The Peter and Jane books
For one reason or another, people seem to mix up the characters ‘Janet and John’ with ‘Peter and Jane’. ( I think the late lamented Terry Wogan had a hand in adding to the confusion). You see the pictures on the right? Not Ladybird. The two children in the best-known Ladybird reading scheme were Peter and Jane. I just thought I’d clear that up from the start.
If you want to buy vintage Peter and Jane books – this isn’t the right page. Try here instead.
As I say, the first and best known of Ladybird Reading schemes is the Key Words to Reading series, which first appeared in 1964. I believe a structured, comprehensive reading scheme on this scale this was something of a 1st in British education. The books which had been extensively read in schools before the appearance on the the scene of Peter and Jane were the Janet and John books. In origin, J & J are not from these shores. Effectively the readers were imported – via New Zealand I think, but widely used here in the late 1950s, early 1960s.
The Key Words Reading scheme – or “Peter and Jane” books
The tenets of the Key Words reading scheme was devised by William Murray and Jim McNally and was based on the concept that the vast majority of the language that we use every day relies on a surprisingly few ‘key words’. Murray states, indeed, that a quarter of the language that we normally read and write is made up of just 12 words and that half of our everyday language is made up of just 100 words. As Murray states in the Ladybird Book ‘Teaching Reading’:
There are three parallel sets of books (a,b and c), each set consisting of twelve carefully graded books with full colour issustrations throughout. All three sets are written with the same controlled vocabulary up to and including stage nine …. The early books are in large print and the simplified forms of ‘a’, ‘g’ and ‘I’ are used. Words new to the text on each page are also printed at the foot of the page for easy reference. A list of all the words new to each book is given at the back of every copy …. In Book 1a, the learner meets only sixteen different words, with an average of ten repetitions per word. He then reads Book 1b to find the same sixteen words, but in different context and with different illustrations. Moving on the book 1c, he again finds the same sixteen words… but this time in a writing context

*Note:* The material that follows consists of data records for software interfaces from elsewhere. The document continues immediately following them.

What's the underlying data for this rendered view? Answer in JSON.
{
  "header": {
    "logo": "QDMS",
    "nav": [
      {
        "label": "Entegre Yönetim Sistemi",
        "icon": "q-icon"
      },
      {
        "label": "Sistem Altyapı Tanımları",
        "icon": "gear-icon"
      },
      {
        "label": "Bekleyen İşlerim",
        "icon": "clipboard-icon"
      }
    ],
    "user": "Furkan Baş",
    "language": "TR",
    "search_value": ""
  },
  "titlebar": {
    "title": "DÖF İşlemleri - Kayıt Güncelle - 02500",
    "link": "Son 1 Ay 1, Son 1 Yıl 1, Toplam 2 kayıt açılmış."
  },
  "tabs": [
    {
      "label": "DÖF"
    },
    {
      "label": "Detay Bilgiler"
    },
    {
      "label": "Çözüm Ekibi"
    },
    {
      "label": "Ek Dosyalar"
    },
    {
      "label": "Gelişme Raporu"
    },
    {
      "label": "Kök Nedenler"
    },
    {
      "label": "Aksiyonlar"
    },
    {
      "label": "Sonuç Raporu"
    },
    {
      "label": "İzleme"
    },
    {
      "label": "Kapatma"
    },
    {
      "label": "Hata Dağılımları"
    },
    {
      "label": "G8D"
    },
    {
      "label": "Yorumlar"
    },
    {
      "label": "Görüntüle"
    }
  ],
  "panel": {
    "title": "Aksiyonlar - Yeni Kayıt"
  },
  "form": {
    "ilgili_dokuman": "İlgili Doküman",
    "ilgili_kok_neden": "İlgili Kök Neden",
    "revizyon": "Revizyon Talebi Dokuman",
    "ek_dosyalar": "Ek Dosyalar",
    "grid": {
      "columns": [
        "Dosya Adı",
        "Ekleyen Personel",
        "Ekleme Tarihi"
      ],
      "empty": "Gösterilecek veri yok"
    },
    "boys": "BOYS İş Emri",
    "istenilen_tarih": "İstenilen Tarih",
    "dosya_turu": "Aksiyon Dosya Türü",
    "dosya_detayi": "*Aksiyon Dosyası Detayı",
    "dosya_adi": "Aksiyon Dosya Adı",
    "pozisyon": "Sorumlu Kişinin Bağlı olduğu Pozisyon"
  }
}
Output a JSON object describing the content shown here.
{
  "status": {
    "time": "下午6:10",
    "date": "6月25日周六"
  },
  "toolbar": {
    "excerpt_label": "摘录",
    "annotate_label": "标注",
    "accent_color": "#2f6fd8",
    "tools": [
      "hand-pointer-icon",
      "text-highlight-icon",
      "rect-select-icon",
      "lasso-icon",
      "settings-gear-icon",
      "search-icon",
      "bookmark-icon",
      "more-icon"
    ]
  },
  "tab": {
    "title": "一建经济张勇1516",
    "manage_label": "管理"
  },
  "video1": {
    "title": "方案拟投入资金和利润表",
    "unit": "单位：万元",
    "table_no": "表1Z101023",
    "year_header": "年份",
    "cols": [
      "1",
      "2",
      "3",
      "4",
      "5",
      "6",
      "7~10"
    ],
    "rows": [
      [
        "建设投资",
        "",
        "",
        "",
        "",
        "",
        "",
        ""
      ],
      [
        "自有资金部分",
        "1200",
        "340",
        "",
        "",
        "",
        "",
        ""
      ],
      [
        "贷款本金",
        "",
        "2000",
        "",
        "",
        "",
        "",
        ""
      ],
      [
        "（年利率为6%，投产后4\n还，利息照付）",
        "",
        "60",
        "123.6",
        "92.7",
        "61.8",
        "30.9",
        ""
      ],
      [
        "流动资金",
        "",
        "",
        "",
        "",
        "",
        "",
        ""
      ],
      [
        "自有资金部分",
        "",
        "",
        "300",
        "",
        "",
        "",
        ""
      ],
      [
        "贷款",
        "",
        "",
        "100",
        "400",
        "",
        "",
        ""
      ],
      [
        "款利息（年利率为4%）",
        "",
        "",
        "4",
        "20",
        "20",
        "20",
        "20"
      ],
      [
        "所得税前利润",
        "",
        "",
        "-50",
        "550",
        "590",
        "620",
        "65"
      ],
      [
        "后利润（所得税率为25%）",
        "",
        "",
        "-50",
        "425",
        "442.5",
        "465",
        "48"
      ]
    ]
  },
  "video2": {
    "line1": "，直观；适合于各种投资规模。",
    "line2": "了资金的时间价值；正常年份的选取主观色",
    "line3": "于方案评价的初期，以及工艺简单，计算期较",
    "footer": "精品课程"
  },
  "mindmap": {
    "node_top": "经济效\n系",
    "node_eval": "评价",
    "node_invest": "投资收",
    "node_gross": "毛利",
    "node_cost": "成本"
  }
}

So all very systematic and methodical. Basically the child is expected to learn through repetition of exposure to recognise these words on sight – and word flash-cards were a key component of the Key Word reading scheme. This is what’s known as the “Look and Say” method. You often hear people in the media today discussing the best way to teach reading and contrasting: “Look and Say” with “Phonics” where a child is helped to work out or ‘decode’ the sound of the word by building up an awareness of the patterns. This debate is not a new one, and Murray was familiar with it in the 1960s. He says,
“English is not a purely phonetic language, so care must be taken in presenting this method to the learner. Too much emphasis on the phonetic method, especially if used too early in the reading programme, can slow down progress and harm the attitude towards reading”. (Murray, p.17)
What he means by this is that you can easily teach a child that C A T = cat, but that’s not going to help the child read the word “caught” and that this child might then get demoralised.
Well, I’m a teacher and a linguist and a mother – but I don’t want to weigh into this argument except to say that it seems to me that different children learn to read in different ways. Some reading schemes suit some children, others suit other children. My own son responded well to the “look and say” method and was turned off reading by “jolly phonics” – yet I have heard very compelling research that phonics is more successful overall. So be it. All I can say is that the Key Word scheme was amazingly successful. First issued in 1964 it is still in print today – over forty years later!
In short, if you think that your child will gain confidence from the slow, steady repetition and “brick-by-brick” approach, and respond well to the fabulous, naturalistic illustrations, then try the Key Word scheme. As I say, these books are still in print and in bookshops. Although the artwork was revised in the 1970s and the cover style is updated every few years, the text remains pretty well unchanged from the 1960s versions.